This title, Baron, derives from the Old Germanic word “Baro“, meaning “Freeman“. Created c. 1066, a Baron is the lowest rank of peerage, and is usually applied to “tenants–in–chief“, the holders of land granted to them directly by the Monarch. The normal form of address is Lord/Lady. Barony/Baronial/Baronage – Baron‘s were originally (in Britain) those … More Baron/Baroness
When cats are pleased or content, they squeeze their eyes shut.
In 1997, this thing.. was introduced, supposedly a computer. A thin screen and detachable track pad instead of a mouse. I wonder why it wasn’t popular though? Oh yea.. it cost $7,499.00, which would be perfect for rich people, since their track record on buying garbage is pretty high.
Created in 1440, the title Viscount comes from the Latin “vicecomes“, or “vicecount“. The Viscount was a sheriff of a shire (county) and was the Earl‘s deputy. The normal form of address is Lord/Lady.
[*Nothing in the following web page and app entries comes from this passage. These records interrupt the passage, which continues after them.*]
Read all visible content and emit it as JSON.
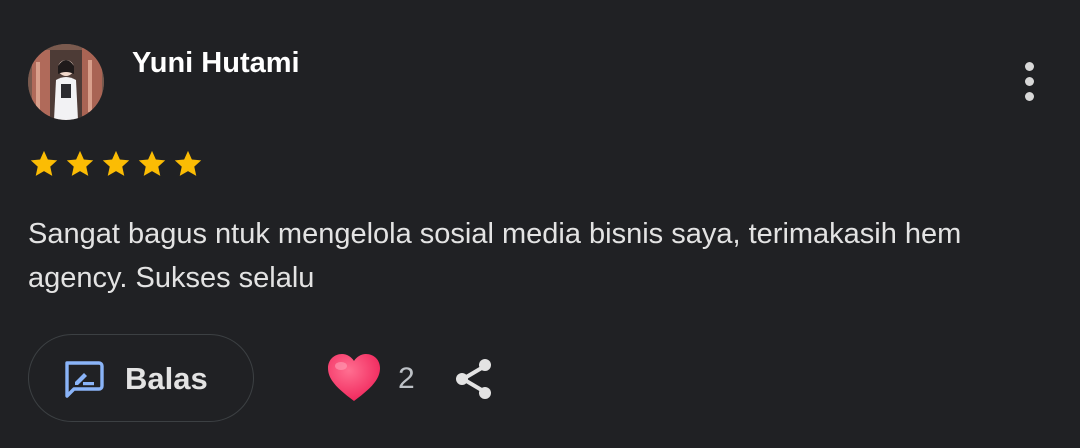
{
  "review": {
    "author": "Yuni Hutami",
    "rating": 5,
    "rating_max": 5,
    "text": "Sangat bagus ntuk mengelola sosial media bisnis saya, terimakasih hem agency. Sukses selalu"
  },
  "actions": {
    "reply_label": "Balas",
    "like_count": "2"
  },
  "icons": {
    "more": "more-vert-icon",
    "star": "star-icon",
    "reply": "reply-icon",
    "like": "heart-icon",
    "share": "share-icon"
  },
  "colors": {
    "background": "#202124",
    "star": "#fbbc04",
    "reply_icon": "#8ab4f8",
    "heart": "#ff3d6e"
  }
}
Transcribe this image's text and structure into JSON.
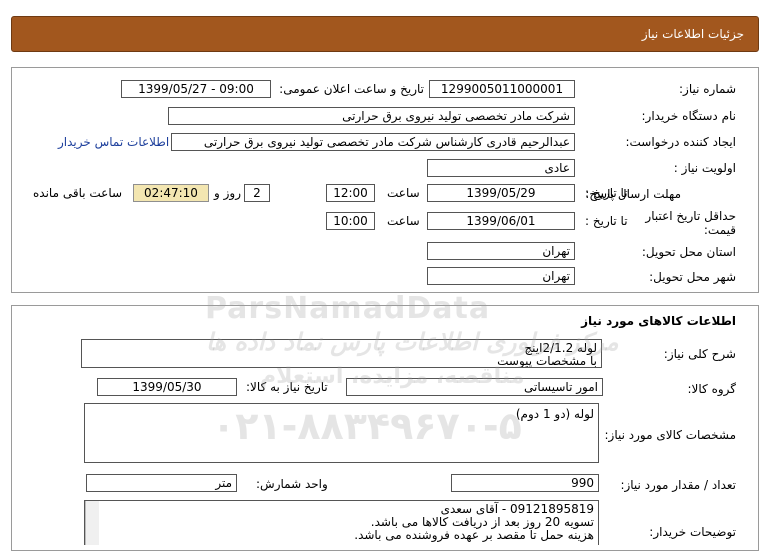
{
  "header": {
    "title": "جزئیات اطلاعات نیاز"
  },
  "info": {
    "need_number_label": "شماره نیاز:",
    "need_number": "1299005011000001",
    "announce_label": "تاریخ و ساعت اعلان عمومی:",
    "announce_value": "1399/05/27 - 09:00",
    "buyer_org_label": "نام دستگاه خریدار:",
    "buyer_org": "شرکت مادر تخصصی تولید نیروی برق حرارتی",
    "requester_label": "ایجاد کننده درخواست:",
    "requester": "عبدالرحیم قادری کارشناس شرکت مادر تخصصی تولید نیروی برق حرارتی",
    "contact_link": "اطلاعات تماس خریدار",
    "priority_label": "اولویت نیاز :",
    "priority": "عادی",
    "deadline_label": "مهلت ارسال پاسخ:",
    "to_date_label": "تا تاریخ :",
    "deadline_date": "1399/05/29",
    "time_label": "ساعت",
    "deadline_time": "12:00",
    "days_value": "2",
    "days_label": "روز و",
    "remaining_time": "02:47:10",
    "remaining_label": "ساعت باقی مانده",
    "validity_label_1": "حداقل تاریخ اعتبار",
    "validity_label_2": "قیمت:",
    "validity_date": "1399/06/01",
    "validity_time": "10:00",
    "province_label": "استان محل تحویل:",
    "province": "تهران",
    "city_label": "شهر محل تحویل:",
    "city": "تهران"
  },
  "goods": {
    "section_title": "اطلاعات کالاهای مورد نیاز",
    "description_label": "شرح کلی نیاز:",
    "description_line1": "لوله 2/1.2اینچ",
    "description_line2": "با مشخصات پیوست",
    "group_label": "گروه کالا:",
    "group_value": "امور تاسیساتی",
    "need_date_label": "تاریخ نیاز به کالا:",
    "need_date": "1399/05/30",
    "specs_label": "مشخصات کالای مورد نیاز:",
    "specs_value": "لوله (دو 1 دوم)",
    "quantity_label": "تعداد / مقدار مورد نیاز:",
    "quantity": "990",
    "unit_label": "واحد شمارش:",
    "unit": "متر",
    "buyer_notes_label": "توضیحات خریدار:",
    "buyer_notes_line1": "09121895819 - آقای سعدی",
    "buyer_notes_line2": "تسویه 20 روز بعد از دریافت کالاها می باشد.",
    "buyer_notes_line3": "هزینه حمل تا مقصد بر عهده فروشنده می باشد."
  },
  "watermark": {
    "brand": "ParsNamadData",
    "line1": "مرکز فراوری اطلاعات پارس نماد داده ها",
    "line2": "مناقصه، مزایده، استعلام",
    "phone": "۰۲۱-۸۸۳۴۹۶۷۰-۵"
  }
}
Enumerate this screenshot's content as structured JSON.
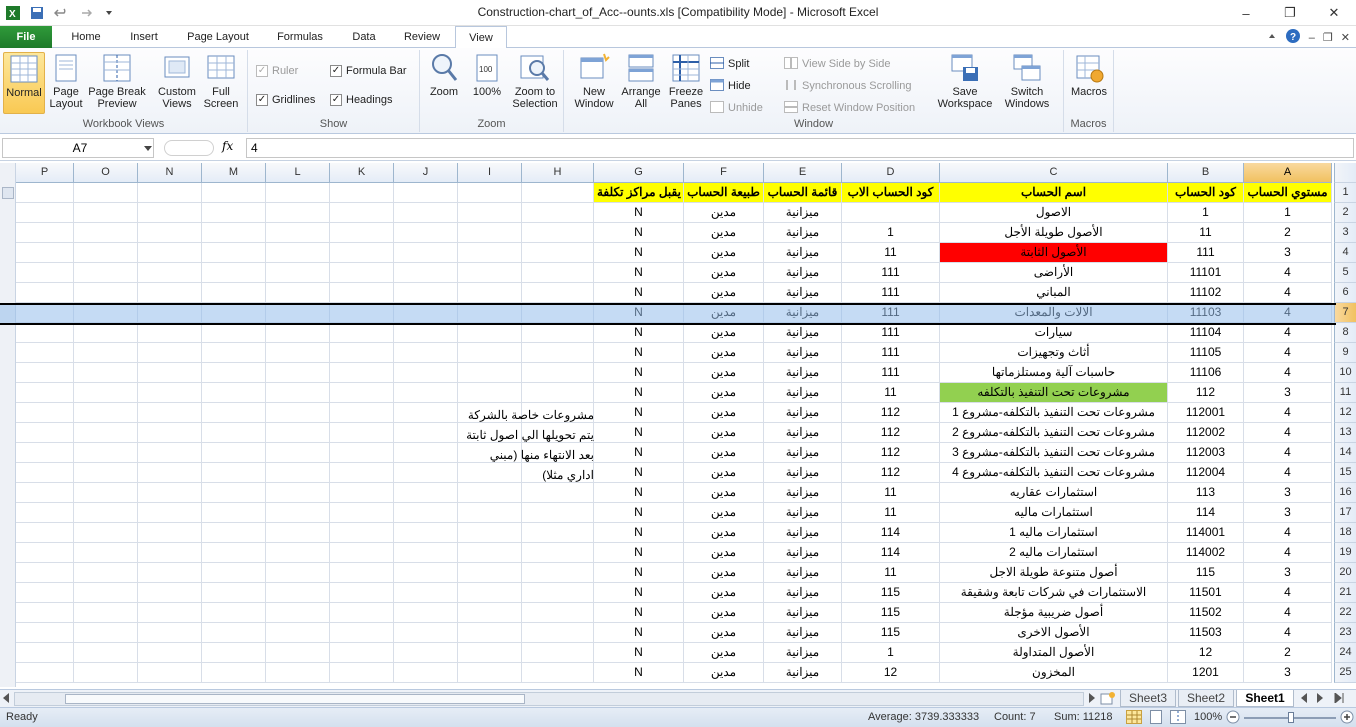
{
  "window": {
    "title": "Construction-chart_of_Acc--ounts.xls  [Compatibility Mode]  -  Microsoft Excel",
    "minimize_icon": "minimize-icon",
    "restore_icon": "restore-icon",
    "close_icon": "close-icon"
  },
  "qat": {
    "save_icon": "save-icon",
    "undo_icon": "undo-icon",
    "redo_icon": "redo-icon",
    "customize_icon": "chevron-down-icon"
  },
  "tabs": [
    {
      "label": "File"
    },
    {
      "label": "Home"
    },
    {
      "label": "Insert"
    },
    {
      "label": "Page Layout"
    },
    {
      "label": "Formulas"
    },
    {
      "label": "Data"
    },
    {
      "label": "Review"
    },
    {
      "label": "View"
    }
  ],
  "ribbon": {
    "workbook_views": {
      "label": "Workbook Views",
      "normal": "Normal",
      "page_layout": [
        "Page",
        "Layout"
      ],
      "page_break": [
        "Page Break",
        "Preview"
      ],
      "custom_views": [
        "Custom",
        "Views"
      ],
      "full_screen": [
        "Full",
        "Screen"
      ]
    },
    "show": {
      "label": "Show",
      "ruler": "Ruler",
      "formula_bar": "Formula Bar",
      "gridlines": "Gridlines",
      "headings": "Headings"
    },
    "zoom": {
      "label": "Zoom",
      "zoom": "Zoom",
      "hundred": "100%",
      "zoom_to_selection": [
        "Zoom to",
        "Selection"
      ]
    },
    "window": {
      "label": "Window",
      "new_window": [
        "New",
        "Window"
      ],
      "arrange_all": [
        "Arrange",
        "All"
      ],
      "freeze_panes": [
        "Freeze",
        "Panes"
      ],
      "split": "Split",
      "hide": "Hide",
      "unhide": "Unhide",
      "view_side": "View Side by Side",
      "sync_scroll": "Synchronous Scrolling",
      "reset_pos": "Reset Window Position",
      "save_workspace": [
        "Save",
        "Workspace"
      ],
      "switch_windows": [
        "Switch",
        "Windows"
      ]
    },
    "macros": {
      "label": "Macros",
      "macros": "Macros"
    }
  },
  "formula_bar": {
    "name_box": "A7",
    "fx": "fx",
    "value": "4"
  },
  "columns": [
    "P",
    "O",
    "N",
    "M",
    "L",
    "K",
    "J",
    "I",
    "H",
    "G",
    "F",
    "E",
    "D",
    "C",
    "B",
    "A"
  ],
  "headers": {
    "G": "يقبل مراكز تكلفة",
    "F": "طبيعة الحساب",
    "E": "قائمة الحساب",
    "D": "كود الحساب الاب",
    "C": "اسم الحساب",
    "B": "كود الحساب",
    "A": "مستوي الحساب"
  },
  "rows": [
    {
      "n": "2",
      "A": "1",
      "B": "1",
      "C": "الاصول",
      "D": "",
      "E": "ميزانية",
      "F": "مدين",
      "G": "N"
    },
    {
      "n": "3",
      "A": "2",
      "B": "11",
      "C": "الأصول طويلة الأجل",
      "D": "1",
      "E": "ميزانية",
      "F": "مدين",
      "G": "N"
    },
    {
      "n": "4",
      "A": "3",
      "B": "111",
      "C": "الأصول الثابتة",
      "D": "11",
      "E": "ميزانية",
      "F": "مدين",
      "G": "N"
    },
    {
      "n": "5",
      "A": "4",
      "B": "11101",
      "C": "الأراضى",
      "D": "111",
      "E": "ميزانية",
      "F": "مدين",
      "G": "N"
    },
    {
      "n": "6",
      "A": "4",
      "B": "11102",
      "C": "المباني",
      "D": "111",
      "E": "ميزانية",
      "F": "مدين",
      "G": "N"
    },
    {
      "n": "7",
      "A": "4",
      "B": "11103",
      "C": "الالات والمعدات",
      "D": "111",
      "E": "ميزانية",
      "F": "مدين",
      "G": "N"
    },
    {
      "n": "8",
      "A": "4",
      "B": "11104",
      "C": "سيارات",
      "D": "111",
      "E": "ميزانية",
      "F": "مدين",
      "G": "N"
    },
    {
      "n": "9",
      "A": "4",
      "B": "11105",
      "C": "أثاث وتجهيزات",
      "D": "111",
      "E": "ميزانية",
      "F": "مدين",
      "G": "N"
    },
    {
      "n": "10",
      "A": "4",
      "B": "11106",
      "C": "حاسبات آلية ومستلزماتها",
      "D": "111",
      "E": "ميزانية",
      "F": "مدين",
      "G": "N"
    },
    {
      "n": "11",
      "A": "3",
      "B": "112",
      "C": "مشروعات تحت التنفيذ بالتكلفه",
      "D": "11",
      "E": "ميزانية",
      "F": "مدين",
      "G": "N"
    },
    {
      "n": "12",
      "A": "4",
      "B": "112001",
      "C": "مشروعات تحت التنفيذ بالتكلفه-مشروع 1",
      "D": "112",
      "E": "ميزانية",
      "F": "مدين",
      "G": "N"
    },
    {
      "n": "13",
      "A": "4",
      "B": "112002",
      "C": "مشروعات تحت التنفيذ بالتكلفه-مشروع 2",
      "D": "112",
      "E": "ميزانية",
      "F": "مدين",
      "G": "N"
    },
    {
      "n": "14",
      "A": "4",
      "B": "112003",
      "C": "مشروعات تحت التنفيذ بالتكلفه-مشروع 3",
      "D": "112",
      "E": "ميزانية",
      "F": "مدين",
      "G": "N"
    },
    {
      "n": "15",
      "A": "4",
      "B": "112004",
      "C": "مشروعات تحت التنفيذ بالتكلفه-مشروع 4",
      "D": "112",
      "E": "ميزانية",
      "F": "مدين",
      "G": "N"
    },
    {
      "n": "16",
      "A": "3",
      "B": "113",
      "C": "استثمارات عقاريه",
      "D": "11",
      "E": "ميزانية",
      "F": "مدين",
      "G": "N"
    },
    {
      "n": "17",
      "A": "3",
      "B": "114",
      "C": "استثمارات ماليه",
      "D": "11",
      "E": "ميزانية",
      "F": "مدين",
      "G": "N"
    },
    {
      "n": "18",
      "A": "4",
      "B": "114001",
      "C": "استثمارات ماليه 1",
      "D": "114",
      "E": "ميزانية",
      "F": "مدين",
      "G": "N"
    },
    {
      "n": "19",
      "A": "4",
      "B": "114002",
      "C": "استثمارات ماليه 2",
      "D": "114",
      "E": "ميزانية",
      "F": "مدين",
      "G": "N"
    },
    {
      "n": "20",
      "A": "3",
      "B": "115",
      "C": "أصول متنوعة طويلة الاجل",
      "D": "11",
      "E": "ميزانية",
      "F": "مدين",
      "G": "N"
    },
    {
      "n": "21",
      "A": "4",
      "B": "11501",
      "C": "الاستثمارات في شركات تابعة وشقيقة",
      "D": "115",
      "E": "ميزانية",
      "F": "مدين",
      "G": "N"
    },
    {
      "n": "22",
      "A": "4",
      "B": "11502",
      "C": "أصول ضريبية مؤجلة",
      "D": "115",
      "E": "ميزانية",
      "F": "مدين",
      "G": "N"
    },
    {
      "n": "23",
      "A": "4",
      "B": "11503",
      "C": "الأصول الاخرى",
      "D": "115",
      "E": "ميزانية",
      "F": "مدين",
      "G": "N"
    },
    {
      "n": "24",
      "A": "2",
      "B": "12",
      "C": "الأصول المتداولة",
      "D": "1",
      "E": "ميزانية",
      "F": "مدين",
      "G": "N"
    },
    {
      "n": "25",
      "A": "3",
      "B": "1201",
      "C": "المخزون",
      "D": "12",
      "E": "ميزانية",
      "F": "مدين",
      "G": "N"
    }
  ],
  "note_lines": [
    "مشروعات خاصة بالشركة",
    "يتم تحويلها الي اصول ثابتة",
    "بعد الانتهاء منها (مبني",
    "اداري مثلا)"
  ],
  "sheets": [
    "Sheet3",
    "Sheet2",
    "Sheet1"
  ],
  "status": {
    "ready": "Ready",
    "average": "Average: 3739.333333",
    "count": "Count: 7",
    "sum": "Sum: 11218",
    "zoom": "100%"
  },
  "colors": {
    "header_fill": "#ffff00",
    "red_fill": "#ff0000",
    "green_fill": "#92d050",
    "file_tab": "#2f9a3a"
  }
}
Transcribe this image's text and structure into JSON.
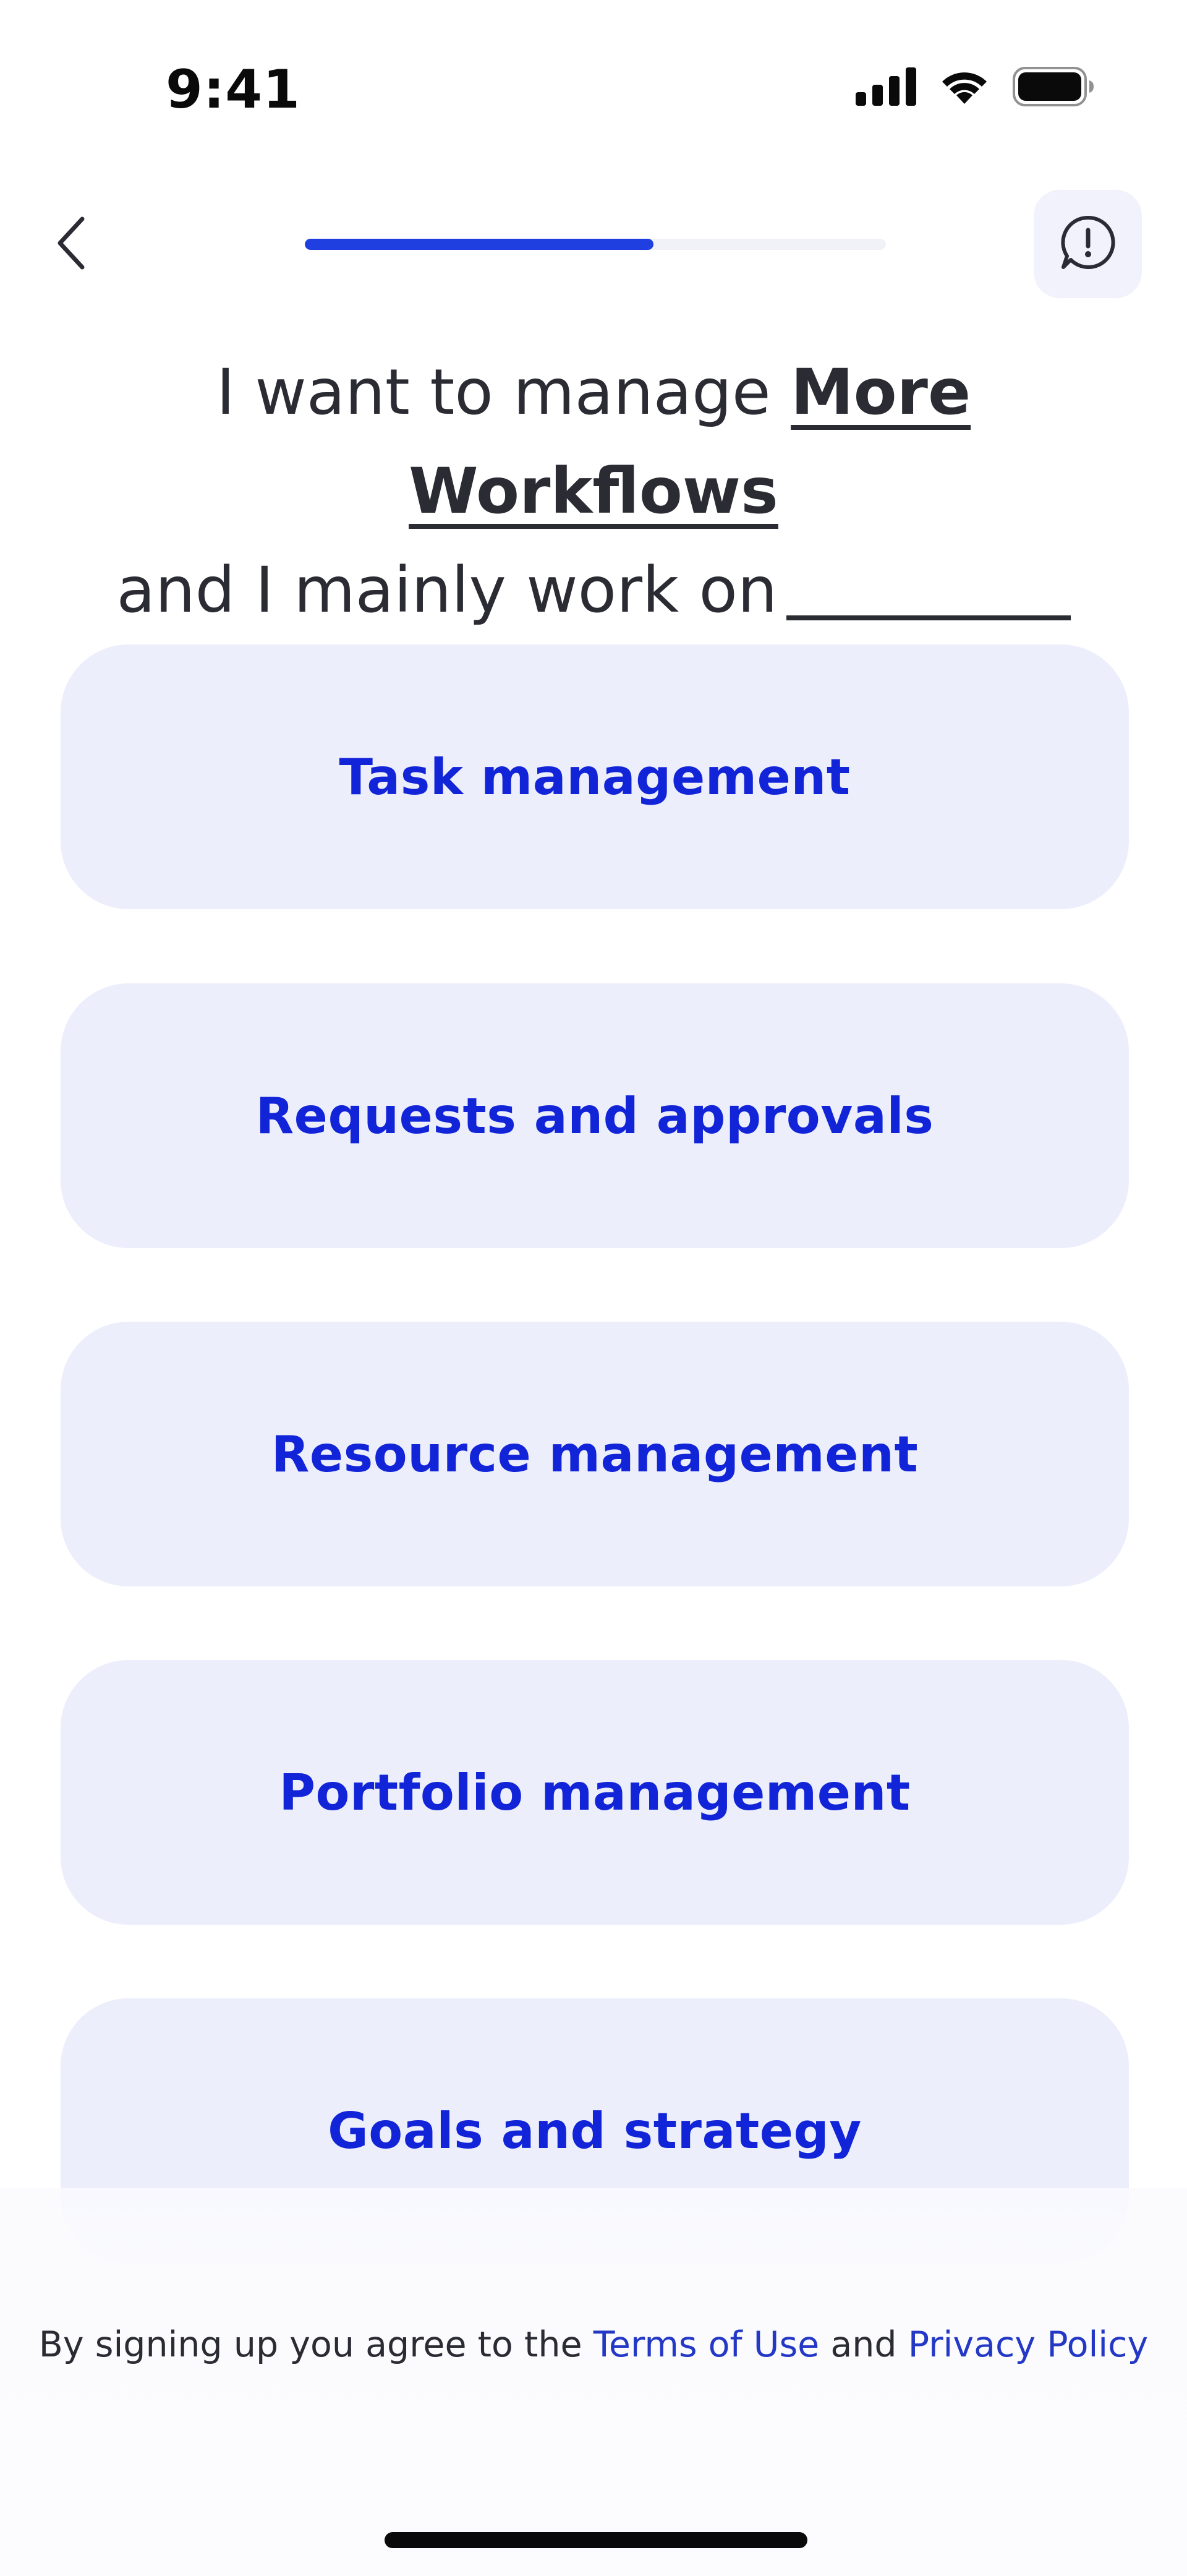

Viscountcy/Viscounty – This title is mostly confined to the United Kingdom and France, though it appears rarely in Italy and elsewhere. … More Viscount/Viscountess
There is a 1 in 500 chance of getting a flush in poker.
I know, let’s make a vehicle with only one wheel! yea.. the unicycle.. no! way better! Said someone who was obviously intoxicated, but oddly since 1869, when the first Monowheel appeared, some inventors have relentlessly tried to push this idea, despite being in insane asylums.
The term Earl derives from the Old Norse word “Jarl“, meaning warrior, nobleman. The continental equivalent is “Count“, which derives from the Latin word “comes“. In Britain, the title began to be used c.800, replacing the Old Anglo Saxon title of “Ealdorman“. The Earl was the King‘s official representative in the shires (counties). The normal … More Earl/Countess